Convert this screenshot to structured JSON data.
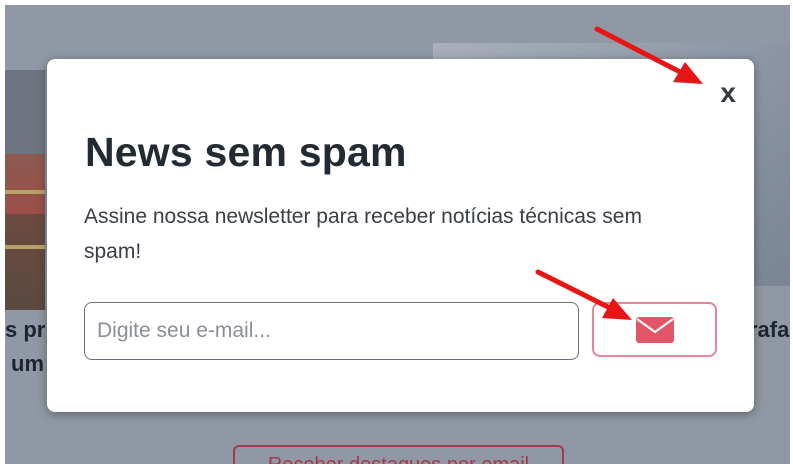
{
  "modal": {
    "close_label": "x",
    "title": "News sem spam",
    "description": "Assine nossa newsletter para receber notícias técnicas sem spam!",
    "email_placeholder": "Digite seu e-mail...",
    "submit_icon": "envelope-icon"
  },
  "background": {
    "left_text_line1": "s pr",
    "left_text_line2": "um",
    "right_text": "rafa",
    "bottom_button_label": "Receber destaques por email"
  },
  "annotations": {
    "arrow_color": "#e81515"
  },
  "colors": {
    "accent": "#e25566",
    "accent_border": "#e8839a",
    "overlay": "#8f98a4"
  }
}
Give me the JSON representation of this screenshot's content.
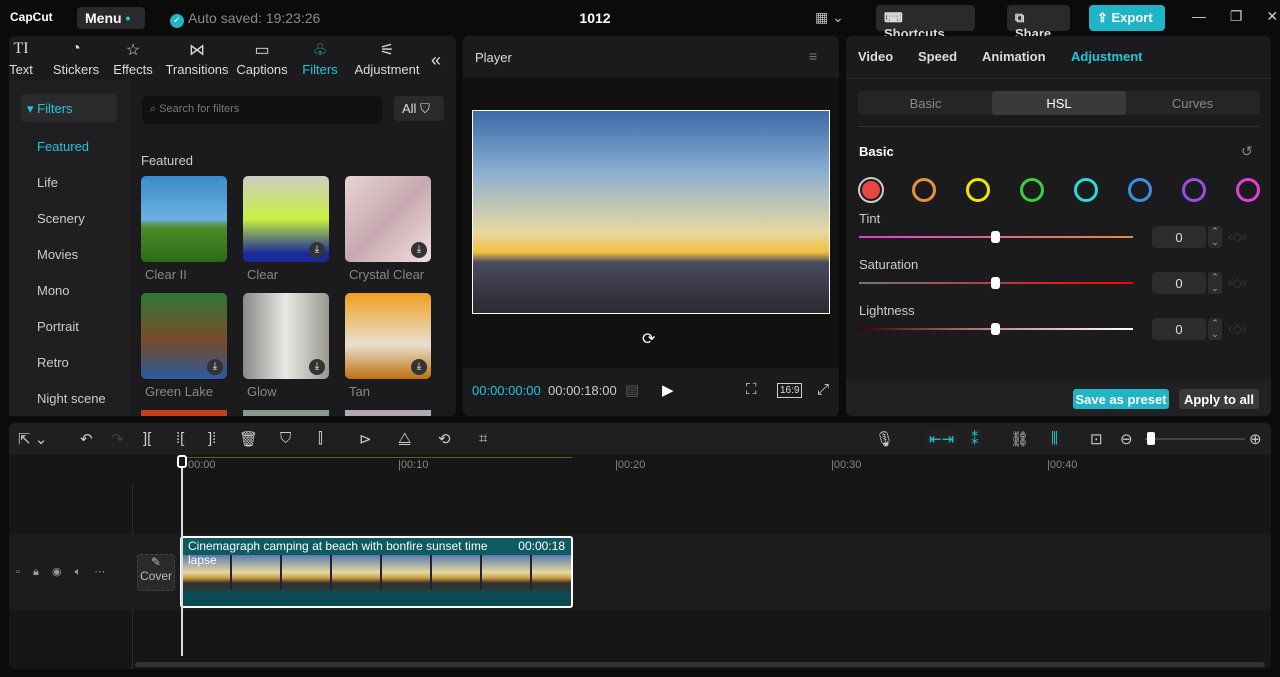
{
  "app": {
    "logo": "CapCut",
    "menu": "Menu",
    "autosave": "Auto saved: 19:23:26",
    "project_title": "1012",
    "shortcuts": "Shortcuts",
    "share": "Share",
    "export": "Export"
  },
  "tabs": [
    {
      "label": "Text",
      "icon": "TI"
    },
    {
      "label": "Stickers",
      "icon": "◔"
    },
    {
      "label": "Effects",
      "icon": "☆"
    },
    {
      "label": "Transitions",
      "icon": "⋈"
    },
    {
      "label": "Captions",
      "icon": "▭"
    },
    {
      "label": "Filters",
      "icon": "♧"
    },
    {
      "label": "Adjustment",
      "icon": "⚟"
    }
  ],
  "sidebar": {
    "header": "▾ Filters",
    "items": [
      "Featured",
      "Life",
      "Scenery",
      "Movies",
      "Mono",
      "Portrait",
      "Retro",
      "Night scene"
    ]
  },
  "search": {
    "placeholder": "Search for filters",
    "all": "All"
  },
  "filters": {
    "section": "Featured",
    "items": [
      "Clear II",
      "Clear",
      "Crystal Clear",
      "Green Lake",
      "Glow",
      "Tan"
    ]
  },
  "player": {
    "title": "Player",
    "current": "00:00:00:00",
    "total": "00:00:18:00",
    "ratio": "16:9"
  },
  "right": {
    "tabs": [
      "Video",
      "Speed",
      "Animation",
      "Adjustment"
    ],
    "subtabs": [
      "Basic",
      "HSL",
      "Curves"
    ],
    "section": "Basic",
    "colors": [
      "#e84545",
      "#e8923a",
      "#f2e600",
      "#3ccf3c",
      "#2fd8d8",
      "#3a8fe0",
      "#9a4de0",
      "#e040d8"
    ],
    "sliders": [
      {
        "label": "Tint",
        "value": "0"
      },
      {
        "label": "Saturation",
        "value": "0"
      },
      {
        "label": "Lightness",
        "value": "0"
      }
    ],
    "save_preset": "Save as preset",
    "apply_all": "Apply to all"
  },
  "timeline": {
    "ticks": [
      "00:00",
      "|00:10",
      "|00:20",
      "|00:30",
      "|00:40"
    ],
    "cover": "Cover",
    "clip_title": "Cinemagraph camping at beach with bonfire sunset time lapse",
    "clip_duration": "00:00:18"
  }
}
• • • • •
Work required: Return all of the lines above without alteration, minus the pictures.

Result for this task:
Convert this screenshot to structured JSON data.
{
  "modal": {
    "close_label": "x",
    "title": "News sem spam",
    "description": "Assine nossa newsletter para receber notícias técnicas sem spam!",
    "email_placeholder": "Digite seu e-mail...",
    "submit_icon": "envelope-icon"
  },
  "background": {
    "left_text_line1": "s pr",
    "left_text_line2": "um",
    "right_text": "rafa",
    "bottom_button_label": "Receber destaques por email"
  },
  "annotations": {
    "arrow_color": "#e81515"
  },
  "colors": {
    "accent": "#e25566",
    "accent_border": "#e8839a",
    "overlay": "#8f98a4"
  }
}
Give me the JSON representation of this screenshot's content.
{
  "app": {
    "logo": "CapCut",
    "menu": "Menu",
    "autosave": "Auto saved: 19:23:26",
    "project_title": "1012",
    "shortcuts": "Shortcuts",
    "share": "Share",
    "export": "Export"
  },
  "tabs": [
    {
      "label": "Text",
      "icon": "TI"
    },
    {
      "label": "Stickers",
      "icon": "◔"
    },
    {
      "label": "Effects",
      "icon": "☆"
    },
    {
      "label": "Transitions",
      "icon": "⋈"
    },
    {
      "label": "Captions",
      "icon": "▭"
    },
    {
      "label": "Filters",
      "icon": "♧"
    },
    {
      "label": "Adjustment",
      "icon": "⚟"
    }
  ],
  "sidebar": {
    "header": "▾ Filters",
    "items": [
      "Featured",
      "Life",
      "Scenery",
      "Movies",
      "Mono",
      "Portrait",
      "Retro",
      "Night scene"
    ]
  },
  "search": {
    "placeholder": "Search for filters",
    "all": "All"
  },
  "filters": {
    "section": "Featured",
    "items": [
      "Clear II",
      "Clear",
      "Crystal Clear",
      "Green Lake",
      "Glow",
      "Tan"
    ]
  },
  "player": {
    "title": "Player",
    "current": "00:00:00:00",
    "total": "00:00:18:00",
    "ratio": "16:9"
  },
  "right": {
    "tabs": [
      "Video",
      "Speed",
      "Animation",
      "Adjustment"
    ],
    "subtabs": [
      "Basic",
      "HSL",
      "Curves"
    ],
    "section": "Basic",
    "colors": [
      "#e84545",
      "#e8923a",
      "#f2e600",
      "#3ccf3c",
      "#2fd8d8",
      "#3a8fe0",
      "#9a4de0",
      "#e040d8"
    ],
    "sliders": [
      {
        "label": "Tint",
        "value": "0"
      },
      {
        "label": "Saturation",
        "value": "0"
      },
      {
        "label": "Lightness",
        "value": "0"
      }
    ],
    "save_preset": "Save as preset",
    "apply_all": "Apply to all"
  },
  "timeline": {
    "ticks": [
      "00:00",
      "|00:10",
      "|00:20",
      "|00:30",
      "|00:40"
    ],
    "cover": "Cover",
    "clip_title": "Cinemagraph camping at beach with bonfire sunset time lapse",
    "clip_duration": "00:00:18"
  }
}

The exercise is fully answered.